Iconic Ibiza beaches: Cala d’Hort

No one knows where it all began. As with all ingrained myths, their provenance is cloudy, like when the windows fog up in the rain and all you can decipher is a blurry outline behind the glass. Nevertheless, the stories surrounding it continue to rise, much like the rugged boulder itself that soars up from beneath the sea bed, climbing up, up to pierce the sky. Es Vedrà is a jagged monument to Ibiza’s past that stands like a beacon of wisdom on the horizon and there, just in the distance, sits Cala d’Hort, a beach renowned for reflecting the rock’s majesty, despite resting just beyond the periphery of its shadow.

Cala d’Hort is an iconic beach in its own right but without question, part of its notoriety stems from its proximity to Es Vedrà and the legends that swirl around it. Reported to be the third most magnetic spot on earth after the North Pole and the Bermuda Triangle (though geologists refute this), over the years it’s been at the centre of much unproven rumour and hearsay. Some claim the rock’s untold forces scramble boat and aeroplane radars, others say that watches cease to tick and compasses become lost in their own search for placement.

It continues. Pilots have regaled seeing unidentified flying lights swarming round the rock, leading to speculation that it’s a navigation base for creatures from distant planets, an idea easy to dismiss till you learn that local fishermen have reported similar sightings. Stretch back even further into the past and people will tell you that the peak of Es Vedrà is the only visible part of the lost city of Atlantis, or that it was the birthplace of the goddess Tanit, and home to a group of mischievous sirens and sea nymphs who tried to lure Ulysses from his path in Homer’s tome, Odyssey.

It’s down to the observer to decide what’s fable and what’s fact, but what we do know for certain is that Es Vedrà’s intensity is felt palpably on Cala d’Hort, not least because it’s located right in the centre of the beach’s picture perfect vistas.

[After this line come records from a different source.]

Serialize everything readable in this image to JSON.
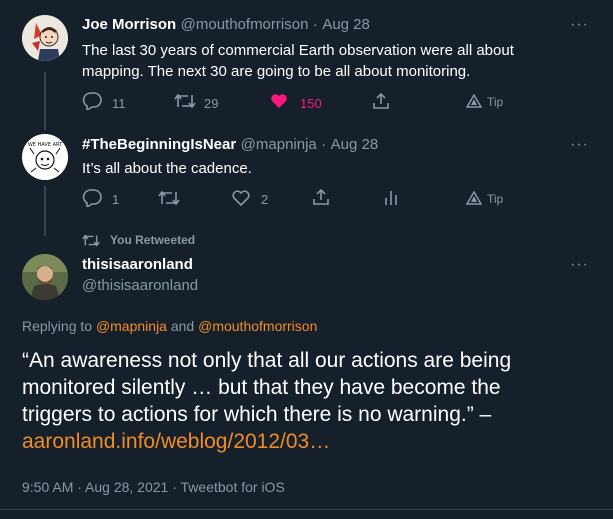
{
  "tweets": [
    {
      "display_name": "Joe Morrison",
      "handle": "@mouthofmorrison",
      "sep": "·",
      "date": "Aug 28",
      "text_line1": "The last 30 years of commercial Earth observation were all about",
      "text_line2": "mapping. The next 30 are going to be all about monitoring.",
      "reply_count": "11",
      "retweet_count": "29",
      "like_count": "150",
      "tip_label": "Tip",
      "like_color": "#f91880"
    },
    {
      "display_name": "#TheBeginningIsNear",
      "handle": "@mapninja",
      "sep": "·",
      "date": "Aug 28",
      "text": "It’s all about the cadence.",
      "reply_count": "1",
      "like_count": "2",
      "tip_label": "Tip"
    }
  ],
  "retweet_banner": "You Retweeted",
  "main_tweet": {
    "display_name": "thisisaaronland",
    "handle": "@thisisaaronland",
    "replying_prefix": "Replying to ",
    "replying_user1": "@mapninja",
    "replying_and": " and ",
    "replying_user2": "@mouthofmorrison",
    "body_line1": "“An awareness not only that all our actions are being",
    "body_line2": "monitored silently … but that they have become the",
    "body_line3": "triggers to actions for which there is no warning.” –",
    "link": "aaronland.info/weblog/2012/03…",
    "meta": "9:50 AM · Aug 28, 2021 · Tweetbot for iOS"
  },
  "more_label": "···",
  "colors": {
    "background": "#15202b",
    "link": "#f28c28",
    "muted": "#8899a6"
  }
}
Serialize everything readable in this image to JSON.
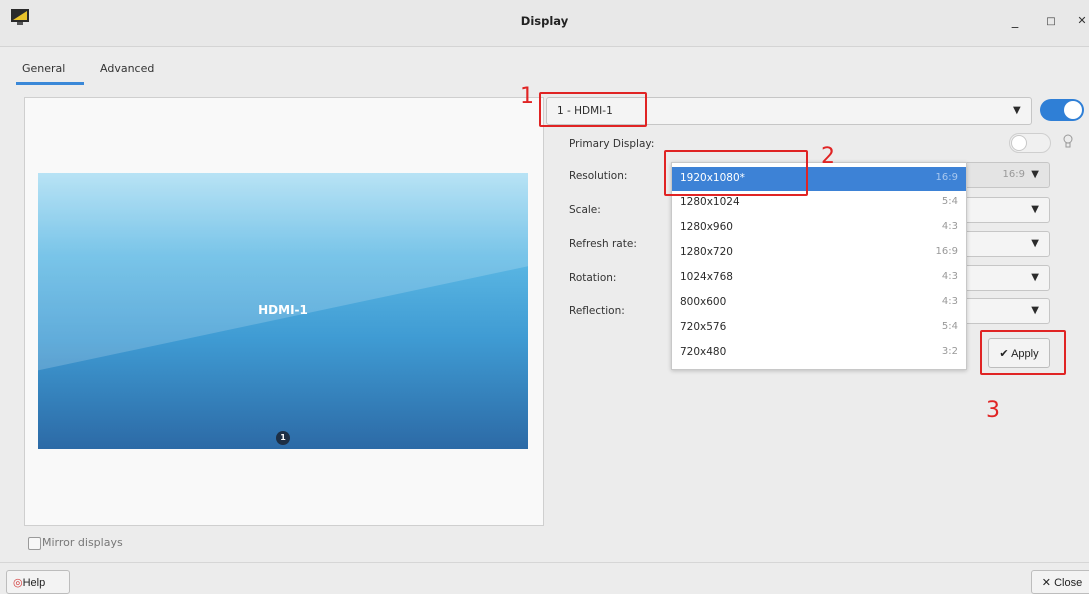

A stunning blue flag bay (only one of 12 on Ibiza), on land, the steep descent to Cala d’Hort leads to a circular cove backed by cliffs with a shoreline that’s shingly to one side, sandy to the other, and lapped gently by the quintessentially blue water of the Mediterranean. It’s a seaside Shangri-La of sorts, a place steeped in mysterious feeling.

Unsurprisingly then, it’s loved by one and all, and in summer every grain of sand is accounted for (if you arrive by car it’s worth arriving early so you don’t have to trek up the hill at the end of the day). From the hot young things who lie on sarongs, legs entwined, to the couples with silvering hair who’ve been soaking up the magic for years, to tourists keen to find out what the fuss is about, and kids with snorkels suctioned to their faces, patiently seeking out fish, Cala d’Hort’s everlasting appeal hasn’t made it swish or swanky. Even on an island that’s increasingly VIP-centric, it exudes a sense of authenticity and poise. Those flashing wads of cash and fancy ideas will soon be sent on their way by some anonymous compulsion.

This breezy, laid-back spirit is matched by the beach’s three, locally-run restaurants. Beachside, there’s Restaurante El Carmen and Restaurant Cala d’Hort, specialising in local seafood dishes like bullit de peix washed down with a glass of rosé and a flurry of wind as it wafts past you on the alfresco terrace. Then up on a clifftop overlooking Es Vedrà is Es Boldado, a local’s favourite famous for its homemade paella. To reach it, turn right before you descend to Cala d’Hort and follow a bumpy dirt track till you arrive at its finish. Alternatively, from the beach, climb over the rocks and fishermen’s huts to the right and get your feet wet before climbing up a staircase that leads directly to its door – just don’t turn up without a reservation.

While most of your attention on Cala d’Hort commands looking outwards towards Es Vedrà, the area behind the beach is also steeped in fascinating history that’s worth seeking out on foot. Trek to Ses Païsses de Cala d’Hort, an archaeological site dating back to the 5th century thought to be a settlement created by the Carthaginians. Climb to La Torre des Savinar, a defensive tower constructed to fend off pirates that now serves as a stunning spot to catch a panoramic sunset.

Or, set off in hunt of Sa Pedrera, christened by hippies in the 1950s as Atlantis. An area once quarried to build rocks for the walls of Dalt Vila – now a UNESCO World Heritage Site – what remains are magical rock formations and natural pools of seawater that over the years have become shrouded in myth, largely thanks to the artists, bohemians, and spiritualists that convene there. This part of the coast isn’t signposted, so you need to engage your inner compass to locate it. But once you’ve found it, don’t mark it on a map – let it linger on the fringes like the legend of its foundations; let us float on the possibility of what it represents.